At this point, I am physically drained from three days of being locked up in my room with the Long Essay. My body aches from being crunched up in front of my computer. I am at 3,486 words, leaving very little to go. My Oxford friends who have written theses and dissertations with word counts in the five digit range smiled at me last week saying, "4,000 words--that's not so bad." True, it isn't. But after three-and-a-half months of course work and fifteen other essays, I feel I have a right to pessimism. All shall be well, as always, but since this is the first time I've felt bogged down by anything academic this term, I thought it right to express my sentiments so that the full range of my Oxford experience is recorded.

And I shall be done tomorrow.

Monday, December 7, 2009

Crunch Time

This is it--ninth week of term. For the next few days, books on Victorian serial fiction will be bricking me into my room as I write the impending Long Essay. That's it. Finis. Once done (on Thursday), I shall have a few more days of Oxford experience uninterrupted by essays. And my mom is coming : )

My blog, of course, will not end right away. I probably will add a little more on Thursday and Friday, but back in Minnesota (next week) I'll sort through my pictures and jot down memories. I've liked blogging, so I'll keep it going a while longer.

Monday, November 30, 2009

Last Week's Happenings Part 4

On the same day my home town had its annual Christmas parade, Oxfordians were crowding the streets more than usual for the Christmas Light Night. The whole of the city center was transformed as traffic was blocked off and stages were set up for musicians and dancers. Booths of sugar-sprinkled holiday delicacies, roasted chestnuts, hot drinks, and artisan crafts lined Broad Street.

At the heart of the night was the lantern procession featured in my pictures below. Those forming the procession were mostly high-school students carrying paper lanterns designed by local artists. Leading the way was the large replica of the Radcliffe Camera, the focal point of Oxford libraries. The best part was that museums were open late and brought in Christmas musicians along with purchasable hot drinks and goodies.

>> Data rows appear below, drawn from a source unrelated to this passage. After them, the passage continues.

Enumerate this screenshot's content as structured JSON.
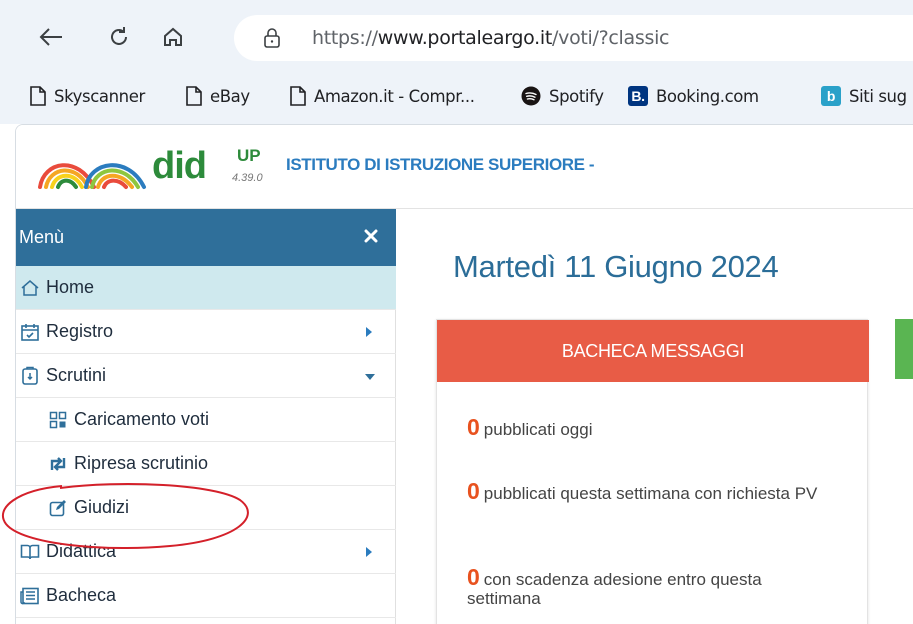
{
  "browser": {
    "url_scheme": "https://",
    "url_host": "www.portaleargo.it",
    "url_path": "/voti/?classic",
    "bookmarks": [
      {
        "label": "Skyscanner",
        "icon": "page-icon"
      },
      {
        "label": "eBay",
        "icon": "page-icon"
      },
      {
        "label": "Amazon.it - Compr...",
        "icon": "page-icon"
      },
      {
        "label": "Spotify",
        "icon": "spotify-icon"
      },
      {
        "label": "Booking.com",
        "icon": "booking-icon"
      },
      {
        "label": "Siti sug",
        "icon": "bing-icon"
      }
    ]
  },
  "app": {
    "logo": "did",
    "logo_sup": "UP",
    "version": "4.39.0",
    "school": "ISTITUTO DI ISTRUZIONE SUPERIORE -"
  },
  "sidebar": {
    "title": "Menù",
    "items": [
      {
        "label": "Home",
        "icon": "home-icon"
      },
      {
        "label": "Registro",
        "icon": "calendar-check-icon"
      },
      {
        "label": "Scrutini",
        "icon": "clipboard-icon"
      },
      {
        "label": "Caricamento voti",
        "icon": "grid-icon"
      },
      {
        "label": "Ripresa scrutinio",
        "icon": "retweet-icon"
      },
      {
        "label": "Giudizi",
        "icon": "edit-icon"
      },
      {
        "label": "Didattica",
        "icon": "book-icon"
      },
      {
        "label": "Bacheca",
        "icon": "newspaper-icon"
      }
    ]
  },
  "main": {
    "date": "Martedì 11 Giugno 2024",
    "card": {
      "title": "BACHECA MESSAGGI",
      "rows": [
        {
          "count": "0",
          "text": "pubblicati oggi"
        },
        {
          "count": "0",
          "text": "pubblicati questa settimana con richiesta PV"
        },
        {
          "count": "0",
          "text": "con scadenza adesione entro questa settimana"
        }
      ]
    }
  },
  "colors": {
    "menu_header": "#2f6f9a",
    "active_item": "#cfe9ee",
    "card_header": "#e85c46",
    "count": "#e8521f",
    "logo_green": "#2d8b3b",
    "annotation_red": "#d4202a"
  }
}
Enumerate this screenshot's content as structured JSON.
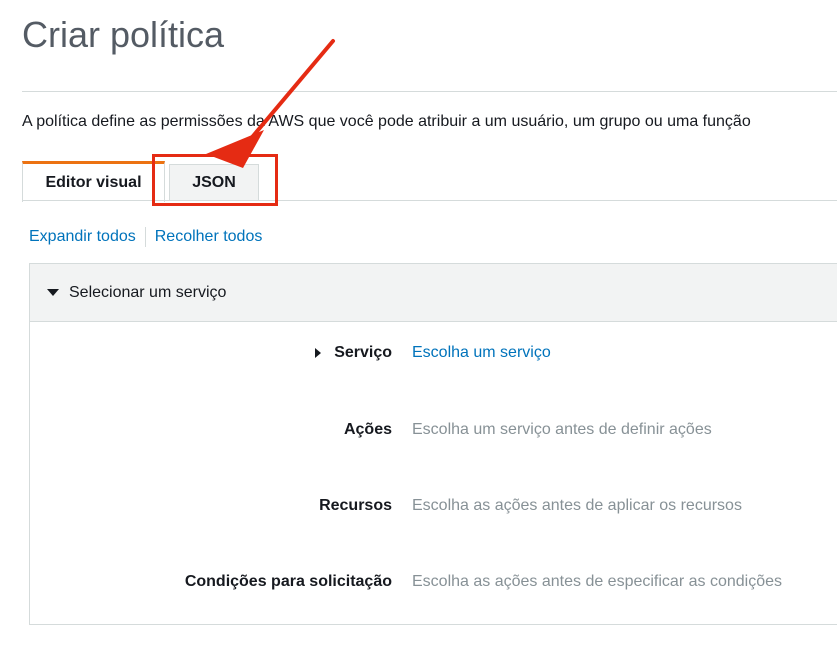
{
  "page": {
    "title": "Criar política",
    "description": "A política define as permissões da AWS que você pode atribuir a um usuário, um grupo ou uma função"
  },
  "tabs": [
    {
      "label": "Editor visual",
      "active": true
    },
    {
      "label": "JSON",
      "active": false
    }
  ],
  "links": {
    "expand_all": "Expandir todos",
    "collapse_all": "Recolher todos"
  },
  "panel": {
    "header": "Selecionar um serviço",
    "rows": [
      {
        "label": "Serviço",
        "value": "Escolha um serviço"
      },
      {
        "label": "Ações",
        "value": "Escolha um serviço antes de definir ações"
      },
      {
        "label": "Recursos",
        "value": "Escolha as ações antes de aplicar os recursos"
      },
      {
        "label": "Condições para solicitação",
        "value": "Escolha as ações antes de especificar as condições"
      }
    ]
  },
  "colors": {
    "accent": "#ec7211",
    "link": "#0073bb",
    "annotation": "#e52b13"
  }
}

I took the opportunity to run through some places I haven't seen yet, like the Oxford Museum (featuring all things Oxford) and the Ashmolean Museum (featuring everything else). I hadn't visited the History of Science Museum yet because I thought it would be boring---I was way wrong. It was like walking into a page of Jules Verne. They currently have a Steampunk art exhibition going on---too cool to explain. Stick "steampunk" into Google images, and you'll see what I mean. (Not you, Mom, because I'm taking you there.) I had a great time all around.